Anyways, here are pix by Nasser Nouri of Naguib Mahfouz’s funeral today.
And here’s a report by Reuters…
Pomp, ceremony but no public at Mahfouz’s funeral
By Aziz Kaissouni
CAIRO, Aug 31 (Reuters) – Nobel Prize-winning author Naguib Mahfouz was given a state funeral on Thursday but the everyday Egyptians his novels depicted were kept out of sight by heavy security.
Mahfouz’s flag-draped coffin was carried on a horse-drawn carriage past rows of soldiers in ceremonial dress, ahead of Egypt’s President Hosni Mubarak and Prime Minister Ahmed Nazif, to the sound of drums and trumpets.
The writer’s dedicated readers braved the scorching Cairo sun for hours, only to be told they would not be allowed to attend the procession.
“He doesn’t want a state funeral…he wants the people to bear him on their shoulders,” shouted Mahfouz fan Amal.
“Did he write for the flag? Did he write for the horses? He wrote for the poor. We should walk in his funeral.”
In keeping with Mahfouz’s wishes, a small ceremony had been held earlier in the day in the Al-Hussein mosque, in the heart of historic Cairo where many of his novels were set.
Only a few dozen people attended the ceremony, held under tight security. A Reuters witness said a group of men had attempted to enter the mosque in protest at prayers being held there for the novelist, whom they said was an infidel.
The author, the only writer in Arabic to win the Nobel Literature Prize, in 1988, survived an assassination attempt six years later when Islamist militants stabbed him in the neck.
Religious authorities said one of his novels broke Islamic rules by clearly depicting God and the prophets.
After the prayer ceremony, Mahfouz’s coffin was quickly bundled into a van for the state funeral. Thousands have attended similar funerals for other celebrities in recent years.
For Mahfouz, tearful members of the public were replaced by thousands of black-clad security men who had brought traffic in the area to a standstill. Only mourners from Egypt’s political elite were clearly visible.
Less than 60 die-hard fans tried to get close to the procession which was not visible from where they were allowed to stand. Some of them had travelled from far-flung provinces to attend.

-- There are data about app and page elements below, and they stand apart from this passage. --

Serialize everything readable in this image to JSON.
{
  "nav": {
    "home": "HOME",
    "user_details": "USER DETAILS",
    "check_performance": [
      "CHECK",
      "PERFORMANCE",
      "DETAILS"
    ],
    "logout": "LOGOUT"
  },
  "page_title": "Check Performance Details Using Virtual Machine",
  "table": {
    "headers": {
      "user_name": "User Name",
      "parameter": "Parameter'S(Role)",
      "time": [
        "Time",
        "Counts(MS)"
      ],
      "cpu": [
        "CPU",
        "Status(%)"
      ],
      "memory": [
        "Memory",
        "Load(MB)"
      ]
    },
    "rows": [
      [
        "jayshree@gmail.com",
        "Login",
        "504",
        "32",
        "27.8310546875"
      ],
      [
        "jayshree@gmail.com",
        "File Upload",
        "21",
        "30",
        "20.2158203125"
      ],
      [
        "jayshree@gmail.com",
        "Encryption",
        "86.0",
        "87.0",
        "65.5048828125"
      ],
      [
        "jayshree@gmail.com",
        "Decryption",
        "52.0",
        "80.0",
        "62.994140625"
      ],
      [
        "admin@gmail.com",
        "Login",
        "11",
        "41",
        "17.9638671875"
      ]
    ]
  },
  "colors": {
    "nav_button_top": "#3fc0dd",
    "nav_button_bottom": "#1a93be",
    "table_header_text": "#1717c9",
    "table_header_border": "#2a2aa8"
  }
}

Mohsen Khas, from one of Cairo’s poorer suburbs, had arrived too late for the morning ceremony and had taken a big sign praising Mahfouz to the state funeral instead.
Once again the coffin passed without him catching a glimpse.
“Farewell, Arab Shakespeare,” his sign read.